> PROBLEM DESCRIPTION
Write out every line below with no difference at all.

> DATA SHOWN
- - -
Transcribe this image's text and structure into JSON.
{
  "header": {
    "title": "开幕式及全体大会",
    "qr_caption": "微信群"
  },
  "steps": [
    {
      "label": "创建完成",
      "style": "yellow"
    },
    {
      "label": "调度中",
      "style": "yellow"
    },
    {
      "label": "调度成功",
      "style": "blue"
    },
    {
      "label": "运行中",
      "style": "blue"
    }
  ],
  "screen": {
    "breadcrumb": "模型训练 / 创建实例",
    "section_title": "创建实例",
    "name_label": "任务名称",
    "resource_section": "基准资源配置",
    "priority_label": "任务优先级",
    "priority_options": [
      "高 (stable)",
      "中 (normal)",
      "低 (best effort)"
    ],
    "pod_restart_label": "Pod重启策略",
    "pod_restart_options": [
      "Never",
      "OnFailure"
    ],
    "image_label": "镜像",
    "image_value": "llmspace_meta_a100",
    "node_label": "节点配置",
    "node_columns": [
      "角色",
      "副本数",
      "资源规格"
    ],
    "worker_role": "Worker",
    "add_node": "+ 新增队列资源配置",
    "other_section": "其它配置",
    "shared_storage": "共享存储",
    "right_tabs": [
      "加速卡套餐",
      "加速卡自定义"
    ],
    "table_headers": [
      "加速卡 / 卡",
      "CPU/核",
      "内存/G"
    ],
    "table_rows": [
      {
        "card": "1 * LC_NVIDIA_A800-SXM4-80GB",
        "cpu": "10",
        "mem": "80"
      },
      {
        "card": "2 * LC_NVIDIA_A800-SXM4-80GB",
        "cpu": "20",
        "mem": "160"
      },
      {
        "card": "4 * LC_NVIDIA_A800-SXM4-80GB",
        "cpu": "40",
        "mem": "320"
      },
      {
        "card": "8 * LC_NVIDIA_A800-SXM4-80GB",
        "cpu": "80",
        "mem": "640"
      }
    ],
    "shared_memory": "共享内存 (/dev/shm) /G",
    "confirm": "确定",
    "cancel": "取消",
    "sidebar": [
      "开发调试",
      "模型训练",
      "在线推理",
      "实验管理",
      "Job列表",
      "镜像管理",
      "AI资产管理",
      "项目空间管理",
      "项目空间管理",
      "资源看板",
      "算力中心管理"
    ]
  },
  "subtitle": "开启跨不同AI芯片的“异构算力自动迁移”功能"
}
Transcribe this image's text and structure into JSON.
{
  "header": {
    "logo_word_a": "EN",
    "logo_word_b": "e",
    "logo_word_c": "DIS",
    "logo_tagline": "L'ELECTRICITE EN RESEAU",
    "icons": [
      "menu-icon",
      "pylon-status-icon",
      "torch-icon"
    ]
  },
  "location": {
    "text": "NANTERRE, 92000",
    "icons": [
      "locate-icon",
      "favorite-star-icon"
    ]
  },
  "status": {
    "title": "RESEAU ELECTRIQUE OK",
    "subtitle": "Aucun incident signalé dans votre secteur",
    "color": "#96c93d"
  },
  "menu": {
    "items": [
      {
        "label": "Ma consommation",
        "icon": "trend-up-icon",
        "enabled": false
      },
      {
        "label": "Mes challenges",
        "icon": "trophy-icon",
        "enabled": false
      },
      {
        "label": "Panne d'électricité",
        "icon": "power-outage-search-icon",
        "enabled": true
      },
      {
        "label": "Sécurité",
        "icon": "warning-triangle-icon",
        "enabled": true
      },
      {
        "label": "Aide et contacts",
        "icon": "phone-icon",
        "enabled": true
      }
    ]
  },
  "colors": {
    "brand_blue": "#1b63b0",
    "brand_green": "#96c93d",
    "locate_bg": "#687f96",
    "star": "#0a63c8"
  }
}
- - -
> ANSWER TO THE PROBLEM
Transcribe this image's text and structure into JSON.
{
  "header": {
    "title": "开幕式及全体大会",
    "qr_caption": "微信群"
  },
  "steps": [
    {
      "label": "创建完成",
      "style": "yellow"
    },
    {
      "label": "调度中",
      "style": "yellow"
    },
    {
      "label": "调度成功",
      "style": "blue"
    },
    {
      "label": "运行中",
      "style": "blue"
    }
  ],
  "screen": {
    "breadcrumb": "模型训练 / 创建实例",
    "section_title": "创建实例",
    "name_label": "任务名称",
    "resource_section": "基准资源配置",
    "priority_label": "任务优先级",
    "priority_options": [
      "高 (stable)",
      "中 (normal)",
      "低 (best effort)"
    ],
    "pod_restart_label": "Pod重启策略",
    "pod_restart_options": [
      "Never",
      "OnFailure"
    ],
    "image_label": "镜像",
    "image_value": "llmspace_meta_a100",
    "node_label": "节点配置",
    "node_columns": [
      "角色",
      "副本数",
      "资源规格"
    ],
    "worker_role": "Worker",
    "add_node": "+ 新增队列资源配置",
    "other_section": "其它配置",
    "shared_storage": "共享存储",
    "right_tabs": [
      "加速卡套餐",
      "加速卡自定义"
    ],
    "table_headers": [
      "加速卡 / 卡",
      "CPU/核",
      "内存/G"
    ],
    "table_rows": [
      {
        "card": "1 * LC_NVIDIA_A800-SXM4-80GB",
        "cpu": "10",
        "mem": "80"
      },
      {
        "card": "2 * LC_NVIDIA_A800-SXM4-80GB",
        "cpu": "20",
        "mem": "160"
      },
      {
        "card": "4 * LC_NVIDIA_A800-SXM4-80GB",
        "cpu": "40",
        "mem": "320"
      },
      {
        "card": "8 * LC_NVIDIA_A800-SXM4-80GB",
        "cpu": "80",
        "mem": "640"
      }
    ],
    "shared_memory": "共享内存 (/dev/shm) /G",
    "confirm": "确定",
    "cancel": "取消",
    "sidebar": [
      "开发调试",
      "模型训练",
      "在线推理",
      "实验管理",
      "Job列表",
      "镜像管理",
      "AI资产管理",
      "项目空间管理",
      "项目空间管理",
      "资源看板",
      "算力中心管理"
    ]
  },
  "subtitle": "开启跨不同AI芯片的“异构算力自动迁移”功能"
}
Transcribe this image's text and structure into JSON.
{
  "header": {
    "logo_word_a": "EN",
    "logo_word_b": "e",
    "logo_word_c": "DIS",
    "logo_tagline": "L'ELECTRICITE EN RESEAU",
    "icons": [
      "menu-icon",
      "pylon-status-icon",
      "torch-icon"
    ]
  },
  "location": {
    "text": "NANTERRE, 92000",
    "icons": [
      "locate-icon",
      "favorite-star-icon"
    ]
  },
  "status": {
    "title": "RESEAU ELECTRIQUE OK",
    "subtitle": "Aucun incident signalé dans votre secteur",
    "color": "#96c93d"
  },
  "menu": {
    "items": [
      {
        "label": "Ma consommation",
        "icon": "trend-up-icon",
        "enabled": false
      },
      {
        "label": "Mes challenges",
        "icon": "trophy-icon",
        "enabled": false
      },
      {
        "label": "Panne d'électricité",
        "icon": "power-outage-search-icon",
        "enabled": true
      },
      {
        "label": "Sécurité",
        "icon": "warning-triangle-icon",
        "enabled": true
      },
      {
        "label": "Aide et contacts",
        "icon": "phone-icon",
        "enabled": true
      }
    ]
  },
  "colors": {
    "brand_blue": "#1b63b0",
    "brand_green": "#96c93d",
    "locate_bg": "#687f96",
    "star": "#0a63c8"
  }
}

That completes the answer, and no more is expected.